═════ Extracted entries

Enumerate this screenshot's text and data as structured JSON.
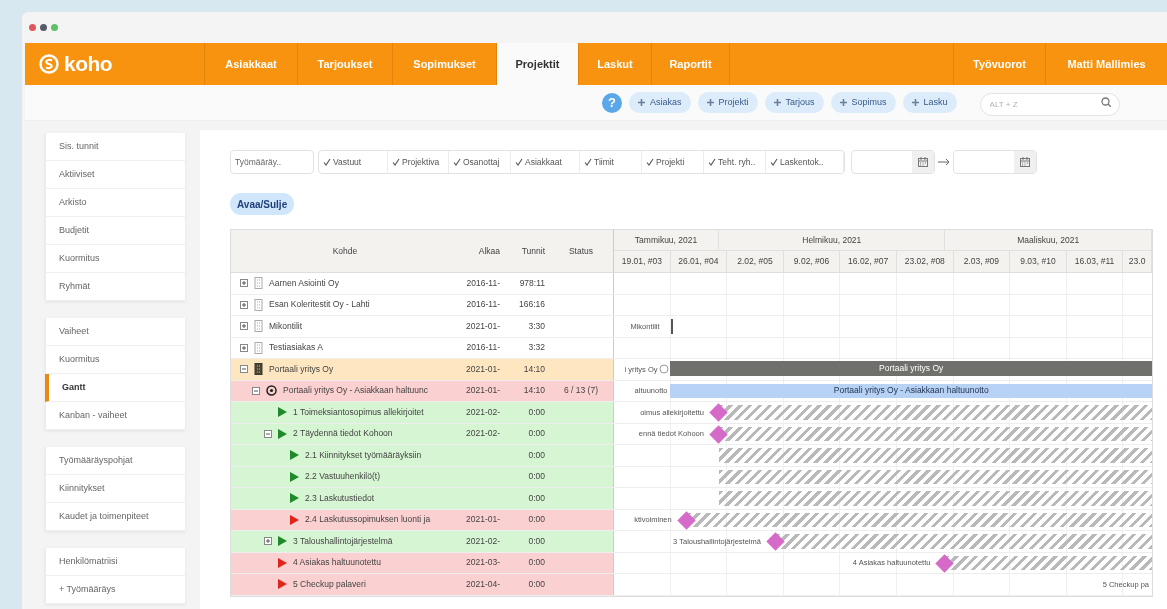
{
  "brand": "koho",
  "nav": [
    {
      "label": "Asiakkaat",
      "selected": false
    },
    {
      "label": "Tarjoukset",
      "selected": false
    },
    {
      "label": "Sopimukset",
      "selected": false
    },
    {
      "label": "Projektit",
      "selected": true
    },
    {
      "label": "Laskut",
      "selected": false
    },
    {
      "label": "Raportit",
      "selected": false
    }
  ],
  "nav_right": [
    "Työvuorot",
    "Matti Mallimies"
  ],
  "help": "?",
  "quick_add": [
    "Asiakas",
    "Projekti",
    "Tarjous",
    "Sopimus",
    "Lasku"
  ],
  "search": {
    "placeholder": "ALT + Z"
  },
  "sidebar": [
    {
      "items": [
        {
          "label": "Sis. tunnit",
          "selected": false
        },
        {
          "label": "Aktiiviset",
          "selected": false
        },
        {
          "label": "Arkisto",
          "selected": false
        },
        {
          "label": "Budjetit",
          "selected": false
        },
        {
          "label": "Kuormitus",
          "selected": false
        },
        {
          "label": "Ryhmät",
          "selected": false
        }
      ]
    },
    {
      "items": [
        {
          "label": "Vaiheet",
          "selected": false
        },
        {
          "label": "Kuormitus",
          "selected": false
        },
        {
          "label": "Gantt",
          "selected": true
        },
        {
          "label": "Kanban - vaiheet",
          "selected": false
        }
      ]
    },
    {
      "items": [
        {
          "label": "Työmääräyspohjat",
          "selected": false
        },
        {
          "label": "Kiinnitykset",
          "selected": false
        },
        {
          "label": "Kaudet ja toimenpiteet",
          "selected": false
        }
      ]
    },
    {
      "items": [
        {
          "label": "Henkilömatriisi",
          "selected": false
        },
        {
          "label": "+ Työmääräys",
          "selected": false
        }
      ]
    }
  ],
  "filters": {
    "dropdown": "Työmääräy..",
    "toggles": [
      {
        "label": "Vastuut",
        "checked": true
      },
      {
        "label": "Projektiva",
        "checked": true
      },
      {
        "label": "Osanottaj",
        "checked": true
      },
      {
        "label": "Asiakkaat",
        "checked": true
      },
      {
        "label": "Tiimit",
        "checked": true
      },
      {
        "label": "Projekti",
        "checked": true
      },
      {
        "label": "Teht. ryh..",
        "checked": true
      },
      {
        "label": "Laskentok..",
        "checked": true
      }
    ]
  },
  "toggle_button": "Avaa/Sulje",
  "table": {
    "columns": [
      "Kohde",
      "Alkaa",
      "Tunnit",
      "Status"
    ],
    "months": [
      "Tammikuu, 2021",
      "Helmikuu, 2021",
      "Maaliskuu, 2021"
    ],
    "weeks": [
      "19.01, #03",
      "26.01, #04",
      "2.02, #05",
      "9.02, #06",
      "16.02, #07",
      "23.02, #08",
      "2.03, #09",
      "9.03, #10",
      "16.03, #11",
      "23.0"
    ],
    "rows": [
      {
        "kind": "customer",
        "expanded": false,
        "color": "#ffffff",
        "name": "Aarnen Asiointi Oy",
        "start": "2016-11-",
        "hours": "978:11"
      },
      {
        "kind": "customer",
        "expanded": false,
        "color": "#ffffff",
        "name": "Esan Koleritestit Oy - Lahti",
        "start": "2016-11-",
        "hours": "166:16"
      },
      {
        "kind": "customer",
        "expanded": false,
        "color": "#ffffff",
        "name": "Mikontilit",
        "start": "2021-01-",
        "hours": "3:30",
        "gantt": {
          "label": "Mikontilit",
          "kind": "marker"
        }
      },
      {
        "kind": "customer",
        "expanded": false,
        "color": "#ffffff",
        "name": "Testiasiakas A",
        "start": "2016-11-",
        "hours": "3:32"
      },
      {
        "kind": "customer",
        "expanded": true,
        "color": "#fde6c0",
        "name": "Portaali yritys Oy",
        "start": "2021-01-",
        "hours": "14:10",
        "gantt": {
          "label": "i yritys Oy",
          "kind": "summary",
          "level": 0.895,
          "text": "Portaali yritys Oy"
        },
        "children": [
          {
            "kind": "project",
            "expanded": true,
            "color": "#fbd0d0",
            "name": "Portaali yritys Oy - Asiakkaan haltuunc",
            "start": "2021-01-",
            "hours": "14:10",
            "status": "6 / 13 (7)",
            "gantt": {
              "label": "altuunotto",
              "kind": "task",
              "level": 0.895,
              "text": "Portaali yritys Oy - Asiakkaan haltuunotto"
            },
            "children": [
              {
                "kind": "task",
                "late": false,
                "color": "#d6f5d3",
                "name": "1 Toimeksiantosopimus allekirjoitet",
                "start": "2021-02-",
                "hours": "0:00",
                "gantt": {
                  "label": "oimus allekirjoitettu",
                  "kind": "milestone",
                  "level": 0.805
                }
              },
              {
                "kind": "task",
                "late": false,
                "expanded": true,
                "color": "#d6f5d3",
                "name": "2 Täydennä tiedot Kohoon",
                "start": "2021-02-",
                "hours": "0:00",
                "gantt": {
                  "label": "ennä tiedot Kohoon",
                  "kind": "milestone",
                  "level": 0.805
                },
                "children": [
                  {
                    "kind": "task",
                    "late": false,
                    "color": "#d6f5d3",
                    "name": "2.1 Kiinnitykset työmääräyksiin",
                    "hours": "0:00",
                    "gantt": {
                      "kind": "hatch",
                      "level": 0.805
                    }
                  },
                  {
                    "kind": "task",
                    "late": false,
                    "color": "#d6f5d3",
                    "name": "2.2 Vastuuhenkilö(t)",
                    "hours": "0:00",
                    "gantt": {
                      "kind": "hatch",
                      "level": 0.805
                    }
                  },
                  {
                    "kind": "task",
                    "late": false,
                    "color": "#d6f5d3",
                    "name": "2.3 Laskutustiedot",
                    "hours": "0:00",
                    "gantt": {
                      "kind": "hatch",
                      "level": 0.805
                    }
                  },
                  {
                    "kind": "task",
                    "late": true,
                    "color": "#fbd0d0",
                    "name": "2.4 Laskutussopimuksen luonti ja",
                    "start": "2021-01-",
                    "hours": "0:00",
                    "gantt": {
                      "label": "ktivoiminen",
                      "kind": "milestone",
                      "level": 0.865
                    }
                  }
                ]
              },
              {
                "kind": "task",
                "late": false,
                "expanded": false,
                "color": "#d6f5d3",
                "name": "3 Taloushallintojärjestelmä",
                "start": "2021-02-",
                "hours": "0:00",
                "gantt": {
                  "label": "3 Taloushallintojärjestelmä",
                  "kind": "milestone",
                  "level": 0.699
                }
              },
              {
                "kind": "task",
                "late": true,
                "color": "#fbd0d0",
                "name": "4 Asiakas haltuunotettu",
                "start": "2021-03-",
                "hours": "0:00",
                "gantt": {
                  "label": "4 Asiakas haltuunotettu",
                  "kind": "milestone",
                  "level": 0.384
                }
              },
              {
                "kind": "task",
                "late": true,
                "color": "#fbd0d0",
                "name": "5 Checkup palaveri",
                "start": "2021-04-",
                "hours": "0:00",
                "gantt": {
                  "label": "5 Checkup pa"
                }
              }
            ]
          }
        ]
      }
    ]
  }
}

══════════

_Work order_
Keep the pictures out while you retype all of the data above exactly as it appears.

_Result below_
Enumerate this screenshot's text and data as structured JSON.
{
  "brand": "koho",
  "nav": [
    {
      "label": "Asiakkaat",
      "selected": false
    },
    {
      "label": "Tarjoukset",
      "selected": false
    },
    {
      "label": "Sopimukset",
      "selected": false
    },
    {
      "label": "Projektit",
      "selected": true
    },
    {
      "label": "Laskut",
      "selected": false
    },
    {
      "label": "Raportit",
      "selected": false
    }
  ],
  "nav_right": [
    "Työvuorot",
    "Matti Mallimies"
  ],
  "help": "?",
  "quick_add": [
    "Asiakas",
    "Projekti",
    "Tarjous",
    "Sopimus",
    "Lasku"
  ],
  "search": {
    "placeholder": "ALT + Z"
  },
  "sidebar": [
    {
      "items": [
        {
          "label": "Sis. tunnit",
          "selected": false
        },
        {
          "label": "Aktiiviset",
          "selected": false
        },
        {
          "label": "Arkisto",
          "selected": false
        },
        {
          "label": "Budjetit",
          "selected": false
        },
        {
          "label": "Kuormitus",
          "selected": false
        },
        {
          "label": "Ryhmät",
          "selected": false
        }
      ]
    },
    {
      "items": [
        {
          "label": "Vaiheet",
          "selected": false
        },
        {
          "label": "Kuormitus",
          "selected": false
        },
        {
          "label": "Gantt",
          "selected": true
        },
        {
          "label": "Kanban - vaiheet",
          "selected": false
        }
      ]
    },
    {
      "items": [
        {
          "label": "Työmääräyspohjat",
          "selected": false
        },
        {
          "label": "Kiinnitykset",
          "selected": false
        },
        {
          "label": "Kaudet ja toimenpiteet",
          "selected": false
        }
      ]
    },
    {
      "items": [
        {
          "label": "Henkilömatriisi",
          "selected": false
        },
        {
          "label": "+ Työmääräys",
          "selected": false
        }
      ]
    }
  ],
  "filters": {
    "dropdown": "Työmääräy..",
    "toggles": [
      {
        "label": "Vastuut",
        "checked": true
      },
      {
        "label": "Projektiva",
        "checked": true
      },
      {
        "label": "Osanottaj",
        "checked": true
      },
      {
        "label": "Asiakkaat",
        "checked": true
      },
      {
        "label": "Tiimit",
        "checked": true
      },
      {
        "label": "Projekti",
        "checked": true
      },
      {
        "label": "Teht. ryh..",
        "checked": true
      },
      {
        "label": "Laskentok..",
        "checked": true
      }
    ]
  },
  "toggle_button": "Avaa/Sulje",
  "table": {
    "columns": [
      "Kohde",
      "Alkaa",
      "Tunnit",
      "Status"
    ],
    "months": [
      "Tammikuu, 2021",
      "Helmikuu, 2021",
      "Maaliskuu, 2021"
    ],
    "weeks": [
      "19.01, #03",
      "26.01, #04",
      "2.02, #05",
      "9.02, #06",
      "16.02, #07",
      "23.02, #08",
      "2.03, #09",
      "9.03, #10",
      "16.03, #11",
      "23.0"
    ],
    "rows": [
      {
        "kind": "customer",
        "expanded": false,
        "color": "#ffffff",
        "name": "Aarnen Asiointi Oy",
        "start": "2016-11-",
        "hours": "978:11"
      },
      {
        "kind": "customer",
        "expanded": false,
        "color": "#ffffff",
        "name": "Esan Koleritestit Oy - Lahti",
        "start": "2016-11-",
        "hours": "166:16"
      },
      {
        "kind": "customer",
        "expanded": false,
        "color": "#ffffff",
        "name": "Mikontilit",
        "start": "2021-01-",
        "hours": "3:30",
        "gantt": {
          "label": "Mikontilit",
          "kind": "marker"
        }
      },
      {
        "kind": "customer",
        "expanded": false,
        "color": "#ffffff",
        "name": "Testiasiakas A",
        "start": "2016-11-",
        "hours": "3:32"
      },
      {
        "kind": "customer",
        "expanded": true,
        "color": "#fde6c0",
        "name": "Portaali yritys Oy",
        "start": "2021-01-",
        "hours": "14:10",
        "gantt": {
          "label": "i yritys Oy",
          "kind": "summary",
          "level": 0.895,
          "text": "Portaali yritys Oy"
        },
        "children": [
          {
            "kind": "project",
            "expanded": true,
            "color": "#fbd0d0",
            "name": "Portaali yritys Oy - Asiakkaan haltuunc",
            "start": "2021-01-",
            "hours": "14:10",
            "status": "6 / 13 (7)",
            "gantt": {
              "label": "altuunotto",
              "kind": "task",
              "level": 0.895,
              "text": "Portaali yritys Oy - Asiakkaan haltuunotto"
            },
            "children": [
              {
                "kind": "task",
                "late": false,
                "color": "#d6f5d3",
                "name": "1 Toimeksiantosopimus allekirjoitet",
                "start": "2021-02-",
                "hours": "0:00",
                "gantt": {
                  "label": "oimus allekirjoitettu",
                  "kind": "milestone",
                  "level": 0.805
                }
              },
              {
                "kind": "task",
                "late": false,
                "expanded": true,
                "color": "#d6f5d3",
                "name": "2 Täydennä tiedot Kohoon",
                "start": "2021-02-",
                "hours": "0:00",
                "gantt": {
                  "label": "ennä tiedot Kohoon",
                  "kind": "milestone",
                  "level": 0.805
                },
                "children": [
                  {
                    "kind": "task",
                    "late": false,
                    "color": "#d6f5d3",
                    "name": "2.1 Kiinnitykset työmääräyksiin",
                    "hours": "0:00",
                    "gantt": {
                      "kind": "hatch",
                      "level": 0.805
                    }
                  },
                  {
                    "kind": "task",
                    "late": false,
                    "color": "#d6f5d3",
                    "name": "2.2 Vastuuhenkilö(t)",
                    "hours": "0:00",
                    "gantt": {
                      "kind": "hatch",
                      "level": 0.805
                    }
                  },
                  {
                    "kind": "task",
                    "late": false,
                    "color": "#d6f5d3",
                    "name": "2.3 Laskutustiedot",
                    "hours": "0:00",
                    "gantt": {
                      "kind": "hatch",
                      "level": 0.805
                    }
                  },
                  {
                    "kind": "task",
                    "late": true,
                    "color": "#fbd0d0",
                    "name": "2.4 Laskutussopimuksen luonti ja",
                    "start": "2021-01-",
                    "hours": "0:00",
                    "gantt": {
                      "label": "ktivoiminen",
                      "kind": "milestone",
                      "level": 0.865
                    }
                  }
                ]
              },
              {
                "kind": "task",
                "late": false,
                "expanded": false,
                "color": "#d6f5d3",
                "name": "3 Taloushallintojärjestelmä",
                "start": "2021-02-",
                "hours": "0:00",
                "gantt": {
                  "label": "3 Taloushallintojärjestelmä",
                  "kind": "milestone",
                  "level": 0.699
                }
              },
              {
                "kind": "task",
                "late": true,
                "color": "#fbd0d0",
                "name": "4 Asiakas haltuunotettu",
                "start": "2021-03-",
                "hours": "0:00",
                "gantt": {
                  "label": "4 Asiakas haltuunotettu",
                  "kind": "milestone",
                  "level": 0.384
                }
              },
              {
                "kind": "task",
                "late": true,
                "color": "#fbd0d0",
                "name": "5 Checkup palaveri",
                "start": "2021-04-",
                "hours": "0:00",
                "gantt": {
                  "label": "5 Checkup pa"
                }
              }
            ]
          }
        ]
      }
    ]
  }
}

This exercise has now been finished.